By Clyde Davis: Columnist
Anna Jarvis, who between the years of 1908 and 1914 negotiated the path for making Mother’s Day a national holiday, is frequently recognized as the founder of this holiday. Beginning with an attempt to honor her own mother, the idea spread — and was fueled — by her efforts to have the second Sunday in May designated to honor moms.
Prior to this however, Julia Ward Howe, during the mid 1800s, had begun a movement to have June 2 recognized as a day for mothers, as well as a day for peace. Ms. Howe, born in 1819, some may recognize as the author of The Battle Hymn of the Republic. She was a leader in the women’s suffrage movement and actively engaged in political issues of her time.
In 1870, Howe wrote and published a proclamation of a day for mothers, but this was far more politically geared than our traditional concept. It was, in fact, a part of a peace movement that reacted against the recently ended Civil War, and urged mothers to quit sacrficing their sons. A piece of that proclamation follows, one which might well speak to us today.
“In the name of womanhood and humanity, I earnestly ask
That a general congress of women without limit of nationality
May be appointed and held at some place deemed most convenient
And at the earliest period consistent with its objects
To promote the alliance of the different nationalities,
The amicable settlement of international questions.
The great and general interests of peace.”

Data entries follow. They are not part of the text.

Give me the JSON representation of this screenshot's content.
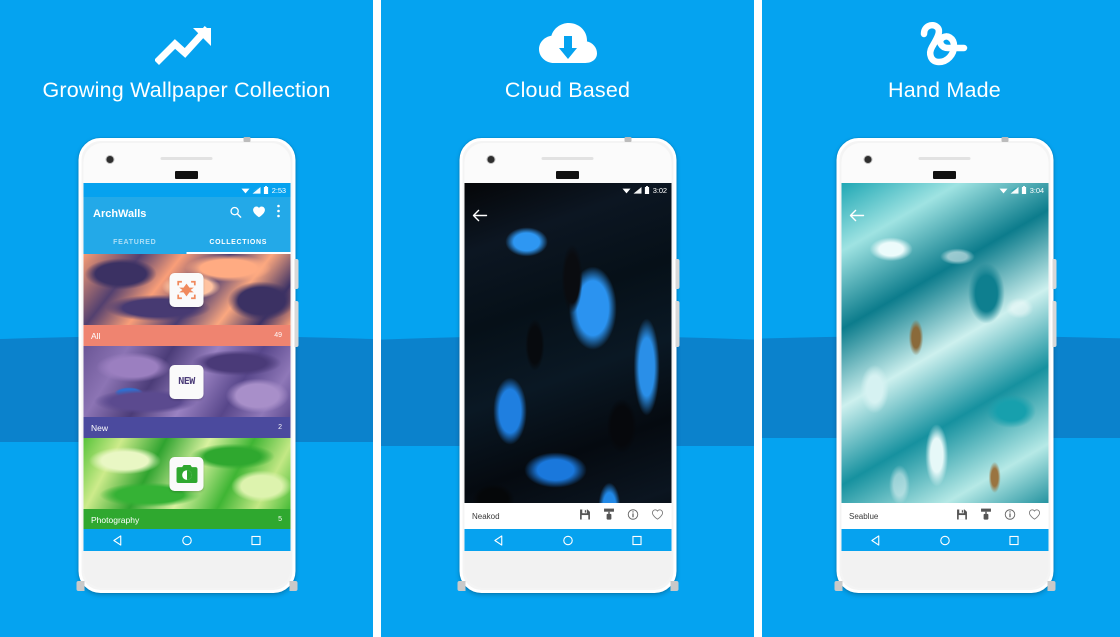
{
  "theme": {
    "background_blue": "#05a3f0",
    "wave_blue": "#0b82cc",
    "appbar_blue": "#23a9e8",
    "navbar_blue": "#06a2ef",
    "headline_color": "#ffffff"
  },
  "panels": [
    {
      "id": "panel-growing-collection",
      "icon": "trending-up-icon",
      "headline": "Growing Wallpaper Collection",
      "phone": {
        "statusbar": {
          "time": "2:53",
          "icons": [
            "wifi-icon",
            "signal-icon",
            "battery-icon"
          ]
        },
        "appbar": {
          "title": "ArchWalls",
          "icons": [
            "search-icon",
            "heart-icon",
            "overflow-menu-icon"
          ]
        },
        "tabs": [
          {
            "label": "FEATURED",
            "active": false
          },
          {
            "label": "COLLECTIONS",
            "active": true
          }
        ],
        "collections": [
          {
            "name": "All",
            "count": "49",
            "art": "art-orange",
            "badge_icon": "collection-all-icon",
            "label_color": "#ef8470"
          },
          {
            "name": "New",
            "count": "2",
            "art": "art-purple",
            "badge_icon": "new-badge-icon",
            "badge_text": "NEW",
            "label_color": "#4b4a9e"
          },
          {
            "name": "Photography",
            "count": "5",
            "art": "art-green",
            "badge_icon": "camera-icon",
            "label_color": "#2fa82f"
          }
        ],
        "navbar": [
          "back-nav-icon",
          "home-nav-icon",
          "recents-nav-icon"
        ]
      }
    },
    {
      "id": "panel-cloud-based",
      "icon": "cloud-download-icon",
      "headline": "Cloud Based",
      "phone": {
        "statusbar": {
          "time": "3:02",
          "icons": [
            "wifi-icon",
            "signal-icon",
            "battery-icon"
          ]
        },
        "back_icon": "back-arrow-icon",
        "wallpaper_art": "art-blackblue",
        "detail": {
          "name": "Neakod",
          "icons": [
            "save-icon",
            "apply-wallpaper-icon",
            "info-icon",
            "favorite-icon"
          ]
        },
        "navbar": [
          "back-nav-icon",
          "home-nav-icon",
          "recents-nav-icon"
        ]
      }
    },
    {
      "id": "panel-hand-made",
      "icon": "hand-drawn-squiggle-icon",
      "headline": "Hand Made",
      "phone": {
        "statusbar": {
          "time": "3:04",
          "icons": [
            "wifi-icon",
            "signal-icon",
            "battery-icon"
          ]
        },
        "back_icon": "back-arrow-icon",
        "wallpaper_art": "art-teal",
        "detail": {
          "name": "Seablue",
          "icons": [
            "save-icon",
            "apply-wallpaper-icon",
            "info-icon",
            "favorite-icon"
          ]
        },
        "navbar": [
          "back-nav-icon",
          "home-nav-icon",
          "recents-nav-icon"
        ]
      }
    }
  ]
}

Some of this ties into the story of Anna Jarvis. You see, it was Anna’s mother, also named Anna, who took Julia Howe’s idea to a women’s group in West Virginia and adapted the idea in the 1870’s. West Virginia was a state still in healing from a divided stance during the Civil War, and Anna Sr. and her friends believed that this could be a symbolic aid to that healing process, reuniting north and south. When her mother died, years later, the younger Jarvis began her campaign for national recognition.
Before the colonial era, a different but related concept, mothering day, had been a recognized part of the English calendar. During the 1600s this recognition was given, again in a clerical or churchly context, and was in fact part of a larger theme. That larger theme was awareness and honoring of the working class. This particular celebration came during the season of Lent and offered a reprieve from the fasting which was a part of that season.
When the colonists came to America, they discontinued the practice. The cessation of mothering day seems to have been spurred by the Puritans, who had such a no-nonsense approach to life and who, it seems to me, did very little in the way of celebrating anything.
Today, many countries celebrate, though at different times and in different ways, a day to honor and revere mothers. In the midst of the flowers and the candy, we would do well to remember the guiding themes, however. The old English theme, awareness of the common folks, and the newer, still pertinent theme of uniting in a world devoted to peace not bloody conflict. Both of these are still meaningful today, as statements to be made and voices to be heard.